The Indian government has revised a controversial draft bill following strong opposition from the southern state of Tamil Nadu.

The education bill that looked to make Hindi a mandatory third language across the country, removed specifying Hindi as the third language.

The removal has not completely quelled tensions in Tamil Nadu, as the introduction of a third compulsory language is stills seen as a method to impose Hindi.

Speaking over the weekend, the leader of the Dravida Munnetra Kazhagam MK Stalin, who’s party swept a majority in Tamil Nadu, said, he would ‘wage a war; against the BJP government, adding,

“Imposing Hindi on Tamil Nadu would be similar to throwing stones at a beehive.”

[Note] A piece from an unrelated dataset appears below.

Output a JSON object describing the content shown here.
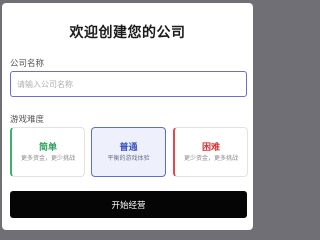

The state teaches only two languages, Tamil and English in the state school curriculum, with strong resistance by all Tamil political parties to a compulsory third language.

On Monday, #HindiIsNotTheNationalLanguage began to trend on Twitter in India, reports the BBC.

Speaking to the BBC a senior political analyst KN Arun said,

“It is true that if you know Hindi you will find it easier to get work in other parts of India, so there are also many people here who willingly learn it. But that should b their choice. What people are opposing is the imposition of it.”